The orange device in the front yard is a lift, a cherry-picker sort of affair for working at a height.
Below is the western wall again, now without siding. You can clearly see there's a difference between the first (ca. 1800) and second (1860s) stories.
Below: This, if I may be permitted the indulgence to say so myself, this is pretty goddamned breathtaking. As I said, after this house ceased being a residence, it became a shop, a place of business for local farmers to trade goods. The proprietor, at times stuck for a piece of paper, would scribble notes of accounts and amounts owed directly on the plaster wall. Here's one now: "John Kalb, 22lbs. hide for leather."
According to Eugene Scheel's Loudoun Discovered, Vol. 5, Waterford, the German Settlement and Between the Hills,
Kalb family lore has it that John [an ancestor of the John in the wall notation] was the son of a Baron deKalb, who came from Germany and served as a general in the Continental Army during the Revolution.... With his sword flashing, General deKalb took nearly a dozen wounds at the August 16, 1780, Battle of Camden, South Carolina. He died three days later.... General deKalb's son, John, came to Loudoun to settle on his father's bounty land.
You Brooklyn kids who ride the B/D/Q trains and sleep through the DeKalb Street station: His grandkid prolly still owes John Stevens for 22 pounds of cowhide for leather.
Below, this one makes me larff, slightly. Did they really need to write this one down? They couldn't do this one in their head?
One more wall notation. This one was very high up the wall, much higher than even a very tall man would feel comfortable writing, so I'm puzzled. But what's exciting is that W. W. Virts owed for one side of meat - 12 pounds' worth, in fact.
My house was owned by a Virts family in the 1870s. Not W. W., but maybe a relative. There were scores of Virtses hopping around here back then.
Below: two closeups of Chinking. I've been after these guys all day to stop with the horrible racist slang and call it the less offensive "Chinese-ing" but they won't hear it.
Basically, you build this box of Lincoln Logs, and then you hammer whatever crap you've got lying around -- rocks, smaller logs, sticks, we even found corn cobs -- in between the logs to insulate your drafty box. Then you cement the stuff in with mud made from clay, plaster of Paris, and gypsum.
When your chinking wears out, you'll stuff anything in to stop a draft. Below, a piece of redware crammed into a fault in the chimney.
Below:Who's going to shoe your pretty little foot/Who's going to glove your hand
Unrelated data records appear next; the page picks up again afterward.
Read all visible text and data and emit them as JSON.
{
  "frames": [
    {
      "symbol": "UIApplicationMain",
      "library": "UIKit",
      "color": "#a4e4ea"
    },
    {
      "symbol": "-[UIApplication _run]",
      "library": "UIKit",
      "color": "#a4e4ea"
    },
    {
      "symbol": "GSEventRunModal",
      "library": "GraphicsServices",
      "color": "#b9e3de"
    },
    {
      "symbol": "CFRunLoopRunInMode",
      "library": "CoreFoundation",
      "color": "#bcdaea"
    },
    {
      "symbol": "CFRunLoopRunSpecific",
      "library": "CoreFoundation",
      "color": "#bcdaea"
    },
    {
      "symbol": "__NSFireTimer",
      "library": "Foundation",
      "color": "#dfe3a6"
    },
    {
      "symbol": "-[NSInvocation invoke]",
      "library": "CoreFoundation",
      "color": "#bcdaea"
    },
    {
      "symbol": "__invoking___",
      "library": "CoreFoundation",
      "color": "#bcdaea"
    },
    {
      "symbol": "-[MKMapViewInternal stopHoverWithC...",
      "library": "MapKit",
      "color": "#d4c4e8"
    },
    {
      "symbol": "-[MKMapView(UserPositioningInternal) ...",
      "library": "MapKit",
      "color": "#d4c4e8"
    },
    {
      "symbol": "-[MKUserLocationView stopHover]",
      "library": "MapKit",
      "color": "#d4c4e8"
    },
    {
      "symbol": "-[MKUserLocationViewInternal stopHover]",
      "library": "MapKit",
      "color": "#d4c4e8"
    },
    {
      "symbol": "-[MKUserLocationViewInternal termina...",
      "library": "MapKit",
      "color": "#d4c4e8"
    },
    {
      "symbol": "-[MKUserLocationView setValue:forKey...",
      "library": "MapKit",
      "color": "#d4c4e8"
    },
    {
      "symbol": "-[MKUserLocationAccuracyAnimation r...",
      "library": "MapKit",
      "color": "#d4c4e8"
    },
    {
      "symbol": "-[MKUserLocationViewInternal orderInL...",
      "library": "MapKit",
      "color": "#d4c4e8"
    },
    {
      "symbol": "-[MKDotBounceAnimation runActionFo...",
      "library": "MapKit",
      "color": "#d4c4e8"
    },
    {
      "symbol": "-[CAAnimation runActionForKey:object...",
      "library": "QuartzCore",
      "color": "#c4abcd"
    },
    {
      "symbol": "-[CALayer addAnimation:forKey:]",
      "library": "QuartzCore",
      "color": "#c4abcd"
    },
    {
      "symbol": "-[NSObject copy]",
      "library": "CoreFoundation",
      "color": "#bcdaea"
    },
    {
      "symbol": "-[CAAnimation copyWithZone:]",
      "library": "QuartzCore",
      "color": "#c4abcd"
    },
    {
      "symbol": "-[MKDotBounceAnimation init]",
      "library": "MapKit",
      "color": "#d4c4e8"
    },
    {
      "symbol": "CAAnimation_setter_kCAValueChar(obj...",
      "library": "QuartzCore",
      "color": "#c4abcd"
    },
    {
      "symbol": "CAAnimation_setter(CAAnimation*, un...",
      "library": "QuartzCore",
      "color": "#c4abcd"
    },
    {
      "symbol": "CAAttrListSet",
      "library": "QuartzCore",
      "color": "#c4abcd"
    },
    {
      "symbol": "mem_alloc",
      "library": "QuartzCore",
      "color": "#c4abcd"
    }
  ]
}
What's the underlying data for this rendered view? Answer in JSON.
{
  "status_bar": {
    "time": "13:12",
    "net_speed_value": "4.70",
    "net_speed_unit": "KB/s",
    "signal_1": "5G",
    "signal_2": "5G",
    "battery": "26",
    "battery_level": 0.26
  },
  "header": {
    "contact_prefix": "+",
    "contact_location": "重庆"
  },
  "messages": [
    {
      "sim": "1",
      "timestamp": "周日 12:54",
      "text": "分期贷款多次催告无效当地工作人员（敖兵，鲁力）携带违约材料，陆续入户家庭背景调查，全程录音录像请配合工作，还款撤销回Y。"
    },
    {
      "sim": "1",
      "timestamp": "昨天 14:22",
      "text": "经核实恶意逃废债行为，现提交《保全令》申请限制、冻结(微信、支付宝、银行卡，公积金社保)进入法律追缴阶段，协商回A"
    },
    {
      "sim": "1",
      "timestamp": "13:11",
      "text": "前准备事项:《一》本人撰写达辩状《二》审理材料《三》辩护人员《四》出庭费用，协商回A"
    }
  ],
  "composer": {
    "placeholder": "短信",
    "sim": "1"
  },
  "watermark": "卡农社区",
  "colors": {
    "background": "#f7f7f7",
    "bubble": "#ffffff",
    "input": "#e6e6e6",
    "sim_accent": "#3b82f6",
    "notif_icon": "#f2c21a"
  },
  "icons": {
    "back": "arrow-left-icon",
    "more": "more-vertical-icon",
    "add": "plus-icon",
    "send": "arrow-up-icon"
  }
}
Tiny little foot. A size 2, maybe? But not a girl. A woman's foot.
Below: The highest log comes off the eastern wall. It will be tagged, its position in the structure mapped. It will be the highest log again.
After a marathon session of hard-slogging lath-and-plaster removal, using heavy four-foot prybars which left my carpal-tunnel elbow and my rotator-cuff-arthritic shoulder in agony, we're really down to bare bones. I stood on those joists pictured below, whacking away at chinking, and feeling the structure becoming less and less solid with each whack. I was reminded in no uncertain way of the stereotypical cartoon of the man sawing away at the branch he's sitting on. Is this really wise?
I was constrained to ask myself.
Here's where we left off today. Tomorrow we'll get the rest of it down with the forklift.
I told myself I'd include the the next photo, which shows the evening view from the cabin, because it "establishes context." Truth be told, I'm just feeling a little home-proud this evening.